▸ **RECORDS TO PROCESS**:
++++
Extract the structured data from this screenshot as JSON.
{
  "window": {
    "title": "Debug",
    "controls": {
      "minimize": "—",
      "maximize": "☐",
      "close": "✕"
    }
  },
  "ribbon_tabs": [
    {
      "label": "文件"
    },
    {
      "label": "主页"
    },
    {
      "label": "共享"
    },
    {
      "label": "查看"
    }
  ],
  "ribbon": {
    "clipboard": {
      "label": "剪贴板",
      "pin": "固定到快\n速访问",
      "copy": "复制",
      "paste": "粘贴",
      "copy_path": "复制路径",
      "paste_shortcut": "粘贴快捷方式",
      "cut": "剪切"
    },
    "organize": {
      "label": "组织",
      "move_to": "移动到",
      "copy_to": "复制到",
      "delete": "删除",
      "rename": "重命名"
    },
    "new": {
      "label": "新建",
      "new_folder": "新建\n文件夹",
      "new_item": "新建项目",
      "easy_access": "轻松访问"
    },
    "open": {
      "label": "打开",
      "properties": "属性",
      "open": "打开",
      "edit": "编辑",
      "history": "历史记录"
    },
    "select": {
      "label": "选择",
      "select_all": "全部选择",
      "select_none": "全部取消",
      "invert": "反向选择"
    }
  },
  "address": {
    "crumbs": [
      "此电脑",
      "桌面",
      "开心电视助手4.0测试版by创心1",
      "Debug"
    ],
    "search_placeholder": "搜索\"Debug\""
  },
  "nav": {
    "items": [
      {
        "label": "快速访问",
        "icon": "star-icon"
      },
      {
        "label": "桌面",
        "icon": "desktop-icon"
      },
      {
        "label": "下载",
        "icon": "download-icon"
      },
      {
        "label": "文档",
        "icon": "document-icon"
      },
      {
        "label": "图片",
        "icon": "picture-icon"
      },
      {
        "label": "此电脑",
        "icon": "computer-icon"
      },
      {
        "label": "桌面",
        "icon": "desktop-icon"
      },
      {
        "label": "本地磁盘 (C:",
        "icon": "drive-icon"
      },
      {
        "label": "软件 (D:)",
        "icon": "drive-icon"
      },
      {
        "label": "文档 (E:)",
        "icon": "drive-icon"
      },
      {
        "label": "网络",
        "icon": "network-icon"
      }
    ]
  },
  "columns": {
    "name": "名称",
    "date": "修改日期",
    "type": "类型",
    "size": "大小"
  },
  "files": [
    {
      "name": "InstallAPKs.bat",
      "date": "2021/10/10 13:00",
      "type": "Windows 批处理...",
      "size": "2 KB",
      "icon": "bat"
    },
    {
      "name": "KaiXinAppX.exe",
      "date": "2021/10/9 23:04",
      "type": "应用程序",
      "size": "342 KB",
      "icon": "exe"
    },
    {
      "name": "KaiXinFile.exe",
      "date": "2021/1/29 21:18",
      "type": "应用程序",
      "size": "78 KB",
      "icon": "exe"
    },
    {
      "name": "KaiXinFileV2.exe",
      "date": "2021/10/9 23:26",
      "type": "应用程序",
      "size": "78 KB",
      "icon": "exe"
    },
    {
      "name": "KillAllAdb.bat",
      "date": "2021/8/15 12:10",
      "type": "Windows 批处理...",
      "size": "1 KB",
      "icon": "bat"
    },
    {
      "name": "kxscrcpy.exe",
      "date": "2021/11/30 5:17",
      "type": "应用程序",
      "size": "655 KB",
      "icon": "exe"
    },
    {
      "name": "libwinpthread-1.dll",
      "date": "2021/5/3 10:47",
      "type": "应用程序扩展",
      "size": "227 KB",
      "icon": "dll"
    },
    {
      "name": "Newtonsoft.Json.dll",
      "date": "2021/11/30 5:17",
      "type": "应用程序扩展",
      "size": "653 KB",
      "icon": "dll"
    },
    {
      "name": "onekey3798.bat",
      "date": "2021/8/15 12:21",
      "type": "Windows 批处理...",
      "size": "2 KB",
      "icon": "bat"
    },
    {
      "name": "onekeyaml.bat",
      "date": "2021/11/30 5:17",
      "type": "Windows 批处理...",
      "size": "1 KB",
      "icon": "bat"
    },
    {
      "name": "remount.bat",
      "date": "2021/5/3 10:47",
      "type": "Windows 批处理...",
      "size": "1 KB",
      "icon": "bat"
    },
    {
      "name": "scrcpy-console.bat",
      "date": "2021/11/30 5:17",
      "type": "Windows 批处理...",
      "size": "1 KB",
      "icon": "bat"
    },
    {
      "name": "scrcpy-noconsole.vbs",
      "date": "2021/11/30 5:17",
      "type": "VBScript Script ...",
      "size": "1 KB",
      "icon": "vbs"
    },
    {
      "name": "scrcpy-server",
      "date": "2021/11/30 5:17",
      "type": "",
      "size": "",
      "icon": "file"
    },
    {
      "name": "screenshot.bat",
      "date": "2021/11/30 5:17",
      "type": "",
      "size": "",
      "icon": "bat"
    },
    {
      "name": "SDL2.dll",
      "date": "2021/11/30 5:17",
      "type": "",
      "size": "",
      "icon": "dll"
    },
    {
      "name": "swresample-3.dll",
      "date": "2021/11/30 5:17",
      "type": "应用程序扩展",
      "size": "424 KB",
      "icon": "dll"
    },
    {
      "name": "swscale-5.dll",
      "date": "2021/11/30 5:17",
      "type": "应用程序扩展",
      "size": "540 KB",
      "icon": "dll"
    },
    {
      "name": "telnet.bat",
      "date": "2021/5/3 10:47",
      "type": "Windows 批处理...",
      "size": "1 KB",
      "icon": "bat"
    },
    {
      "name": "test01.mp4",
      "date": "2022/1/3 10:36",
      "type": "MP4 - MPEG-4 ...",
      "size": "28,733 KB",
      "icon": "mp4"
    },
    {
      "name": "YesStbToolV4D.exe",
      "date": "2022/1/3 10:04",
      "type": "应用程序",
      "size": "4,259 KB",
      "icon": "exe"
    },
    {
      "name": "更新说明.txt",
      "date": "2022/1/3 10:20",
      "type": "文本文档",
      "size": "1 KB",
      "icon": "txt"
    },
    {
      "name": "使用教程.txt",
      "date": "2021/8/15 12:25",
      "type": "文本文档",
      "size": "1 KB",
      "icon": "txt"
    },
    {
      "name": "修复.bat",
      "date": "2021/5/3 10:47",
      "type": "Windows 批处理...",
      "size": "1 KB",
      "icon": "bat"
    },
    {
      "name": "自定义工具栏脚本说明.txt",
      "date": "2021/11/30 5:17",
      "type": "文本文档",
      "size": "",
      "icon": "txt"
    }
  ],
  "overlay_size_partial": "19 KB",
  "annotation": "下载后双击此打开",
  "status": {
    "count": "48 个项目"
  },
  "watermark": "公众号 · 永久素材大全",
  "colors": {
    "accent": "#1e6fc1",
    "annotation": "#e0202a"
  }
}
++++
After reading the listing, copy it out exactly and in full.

Extract the structured data from this screenshot as JSON.
{
  "window": {
    "title": "Debug",
    "controls": {
      "minimize": "—",
      "maximize": "☐",
      "close": "✕"
    }
  },
  "ribbon_tabs": [
    {
      "label": "文件"
    },
    {
      "label": "主页"
    },
    {
      "label": "共享"
    },
    {
      "label": "查看"
    }
  ],
  "ribbon": {
    "clipboard": {
      "label": "剪贴板",
      "pin": "固定到快\n速访问",
      "copy": "复制",
      "paste": "粘贴",
      "copy_path": "复制路径",
      "paste_shortcut": "粘贴快捷方式",
      "cut": "剪切"
    },
    "organize": {
      "label": "组织",
      "move_to": "移动到",
      "copy_to": "复制到",
      "delete": "删除",
      "rename": "重命名"
    },
    "new": {
      "label": "新建",
      "new_folder": "新建\n文件夹",
      "new_item": "新建项目",
      "easy_access": "轻松访问"
    },
    "open": {
      "label": "打开",
      "properties": "属性",
      "open": "打开",
      "edit": "编辑",
      "history": "历史记录"
    },
    "select": {
      "label": "选择",
      "select_all": "全部选择",
      "select_none": "全部取消",
      "invert": "反向选择"
    }
  },
  "address": {
    "crumbs": [
      "此电脑",
      "桌面",
      "开心电视助手4.0测试版by创心1",
      "Debug"
    ],
    "search_placeholder": "搜索\"Debug\""
  },
  "nav": {
    "items": [
      {
        "label": "快速访问",
        "icon": "star-icon"
      },
      {
        "label": "桌面",
        "icon": "desktop-icon"
      },
      {
        "label": "下载",
        "icon": "download-icon"
      },
      {
        "label": "文档",
        "icon": "document-icon"
      },
      {
        "label": "图片",
        "icon": "picture-icon"
      },
      {
        "label": "此电脑",
        "icon": "computer-icon"
      },
      {
        "label": "桌面",
        "icon": "desktop-icon"
      },
      {
        "label": "本地磁盘 (C:",
        "icon": "drive-icon"
      },
      {
        "label": "软件 (D:)",
        "icon": "drive-icon"
      },
      {
        "label": "文档 (E:)",
        "icon": "drive-icon"
      },
      {
        "label": "网络",
        "icon": "network-icon"
      }
    ]
  },
  "columns": {
    "name": "名称",
    "date": "修改日期",
    "type": "类型",
    "size": "大小"
  },
  "files": [
    {
      "name": "InstallAPKs.bat",
      "date": "2021/10/10 13:00",
      "type": "Windows 批处理...",
      "size": "2 KB",
      "icon": "bat"
    },
    {
      "name": "KaiXinAppX.exe",
      "date": "2021/10/9 23:04",
      "type": "应用程序",
      "size": "342 KB",
      "icon": "exe"
    },
    {
      "name": "KaiXinFile.exe",
      "date": "2021/1/29 21:18",
      "type": "应用程序",
      "size": "78 KB",
      "icon": "exe"
    },
    {
      "name": "KaiXinFileV2.exe",
      "date": "2021/10/9 23:26",
      "type": "应用程序",
      "size": "78 KB",
      "icon": "exe"
    },
    {
      "name": "KillAllAdb.bat",
      "date": "2021/8/15 12:10",
      "type": "Windows 批处理...",
      "size": "1 KB",
      "icon": "bat"
    },
    {
      "name": "kxscrcpy.exe",
      "date": "2021/11/30 5:17",
      "type": "应用程序",
      "size": "655 KB",
      "icon": "exe"
    },
    {
      "name": "libwinpthread-1.dll",
      "date": "2021/5/3 10:47",
      "type": "应用程序扩展",
      "size": "227 KB",
      "icon": "dll"
    },
    {
      "name": "Newtonsoft.Json.dll",
      "date": "2021/11/30 5:17",
      "type": "应用程序扩展",
      "size": "653 KB",
      "icon": "dll"
    },
    {
      "name": "onekey3798.bat",
      "date": "2021/8/15 12:21",
      "type": "Windows 批处理...",
      "size": "2 KB",
      "icon": "bat"
    },
    {
      "name": "onekeyaml.bat",
      "date": "2021/11/30 5:17",
      "type": "Windows 批处理...",
      "size": "1 KB",
      "icon": "bat"
    },
    {
      "name": "remount.bat",
      "date": "2021/5/3 10:47",
      "type": "Windows 批处理...",
      "size": "1 KB",
      "icon": "bat"
    },
    {
      "name": "scrcpy-console.bat",
      "date": "2021/11/30 5:17",
      "type": "Windows 批处理...",
      "size": "1 KB",
      "icon": "bat"
    },
    {
      "name": "scrcpy-noconsole.vbs",
      "date": "2021/11/30 5:17",
      "type": "VBScript Script ...",
      "size": "1 KB",
      "icon": "vbs"
    },
    {
      "name": "scrcpy-server",
      "date": "2021/11/30 5:17",
      "type": "",
      "size": "",
      "icon": "file"
    },
    {
      "name": "screenshot.bat",
      "date": "2021/11/30 5:17",
      "type": "",
      "size": "",
      "icon": "bat"
    },
    {
      "name": "SDL2.dll",
      "date": "2021/11/30 5:17",
      "type": "",
      "size": "",
      "icon": "dll"
    },
    {
      "name": "swresample-3.dll",
      "date": "2021/11/30 5:17",
      "type": "应用程序扩展",
      "size": "424 KB",
      "icon": "dll"
    },
    {
      "name": "swscale-5.dll",
      "date": "2021/11/30 5:17",
      "type": "应用程序扩展",
      "size": "540 KB",
      "icon": "dll"
    },
    {
      "name": "telnet.bat",
      "date": "2021/5/3 10:47",
      "type": "Windows 批处理...",
      "size": "1 KB",
      "icon": "bat"
    },
    {
      "name": "test01.mp4",
      "date": "2022/1/3 10:36",
      "type": "MP4 - MPEG-4 ...",
      "size": "28,733 KB",
      "icon": "mp4"
    },
    {
      "name": "YesStbToolV4D.exe",
      "date": "2022/1/3 10:04",
      "type": "应用程序",
      "size": "4,259 KB",
      "icon": "exe"
    },
    {
      "name": "更新说明.txt",
      "date": "2022/1/3 10:20",
      "type": "文本文档",
      "size": "1 KB",
      "icon": "txt"
    },
    {
      "name": "使用教程.txt",
      "date": "2021/8/15 12:25",
      "type": "文本文档",
      "size": "1 KB",
      "icon": "txt"
    },
    {
      "name": "修复.bat",
      "date": "2021/5/3 10:47",
      "type": "Windows 批处理...",
      "size": "1 KB",
      "icon": "bat"
    },
    {
      "name": "自定义工具栏脚本说明.txt",
      "date": "2021/11/30 5:17",
      "type": "文本文档",
      "size": "",
      "icon": "txt"
    }
  ],
  "overlay_size_partial": "19 KB",
  "annotation": "下载后双击此打开",
  "status": {
    "count": "48 个项目"
  },
  "watermark": "公众号 · 永久素材大全",
  "colors": {
    "accent": "#1e6fc1",
    "annotation": "#e0202a"
  }
}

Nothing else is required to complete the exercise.